2. I land my pure PPC advertising on Unbounce
I have created a very small 3 page site that is aimed at getting people to signup to do a demo with us. These become level 2 leads and are automatically sent to Salesforce and are taken by the Sales team to arrange product demos.
I set up my Unbounce forms to send 3 types of data.
1. Standard lead details like name and email address
2. Send my paid advertising UTM parameters so I can measure my lead CPA
3. Send specific hard-coded parameters for the Sales team to pick up in their Salesforce reports
4. Use Salesforce to pass lead details to the Sales team
I make sure the sales team have as much data as I can provide when they follow up on leads. Knowing the keyword that the client came in on in a Google search can help them understand the client’s intent better and provide a more targeted sales call.
5. Use Mailchimp to deliver the content
I deliver the content to people via Mailchimp, where I have an automated workflow set up.
With this workflow, you can quickly and cheaply get your lead generation set up and starting to earn leads and improve your B2B ecommerce sales.

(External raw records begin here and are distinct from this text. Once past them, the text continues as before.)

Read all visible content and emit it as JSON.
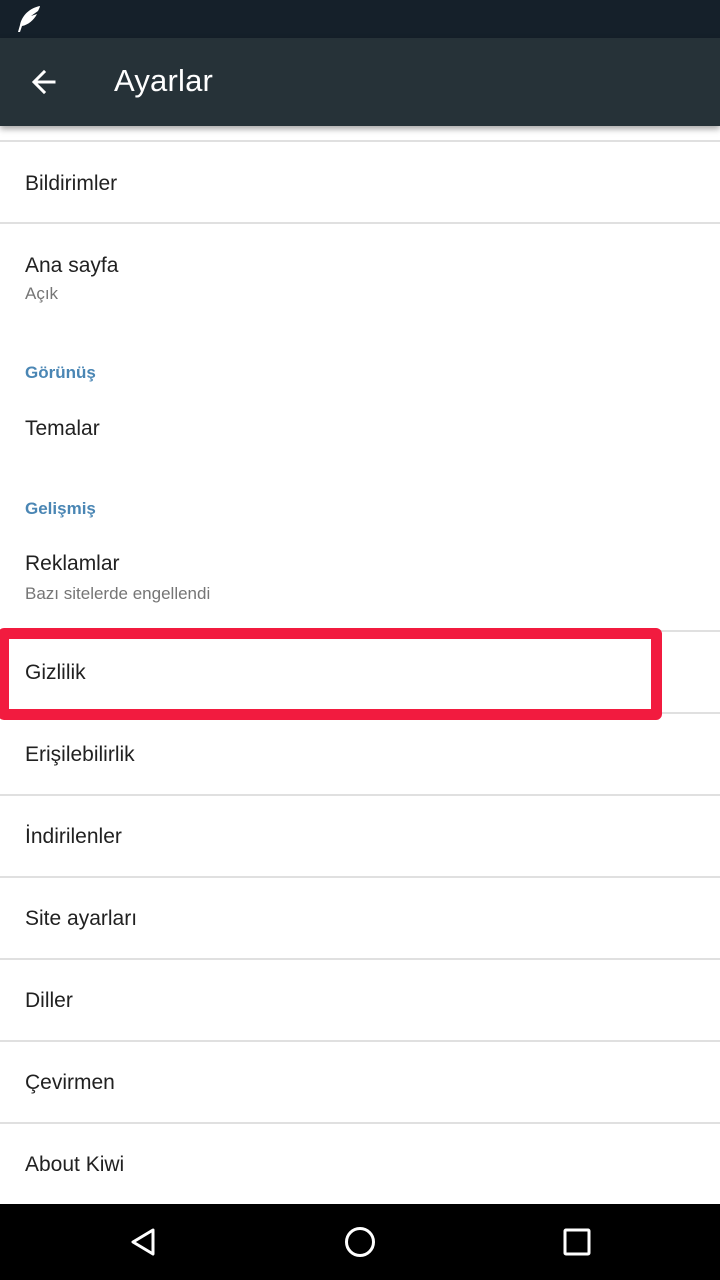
{
  "status_bar": {
    "icon": "feather-icon"
  },
  "app_bar": {
    "title": "Ayarlar",
    "back_icon": "arrow-left-icon"
  },
  "list": {
    "items": [
      {
        "label": "Bildirimler"
      },
      {
        "label": "Ana sayfa",
        "sub": "Açık"
      },
      {
        "section": "Görünüş"
      },
      {
        "label": "Temalar"
      },
      {
        "section": "Gelişmiş"
      },
      {
        "label": "Reklamlar",
        "sub": "Bazı sitelerde engellendi"
      },
      {
        "label": "Gizlilik",
        "highlighted": true
      },
      {
        "label": "Erişilebilirlik"
      },
      {
        "label": "İndirilenler"
      },
      {
        "label": "Site ayarları"
      },
      {
        "label": "Diller"
      },
      {
        "label": "Çevirmen"
      },
      {
        "label": "About Kiwi"
      }
    ]
  },
  "highlight_color": "#f21b3f",
  "accent_color": "#4a86b4",
  "nav_bar": {
    "back_icon": "triangle-back-icon",
    "home_icon": "circle-home-icon",
    "recents_icon": "square-recents-icon"
  }
}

This model is suited to startups in two key ways:
Firstly, compared to large systems like Marketo and Hubspot, the respective products I use have low monthly charges and you can upgrade or stop using them, without being locked into long contracts or high $ amount contracts.
Secondly, it is cheap in terms of time and integration overhead. Integrating large marketing systems takes a lot of time not just from you, but also from your developers and may also require a lot of training. With this system you can build up each piece as you need it and integrate them at your own pace.
This is a system that lets you very quickly start learning about your customers and lead flow. It can provide the basic data you need to later decide if you need more high powered systems.
So if you need leads for your startup, don’t get drawn in by the big flashy products without a clear idea of what your startup really needs and at least give yourself some data to work with to understand what you need and what your leads cost.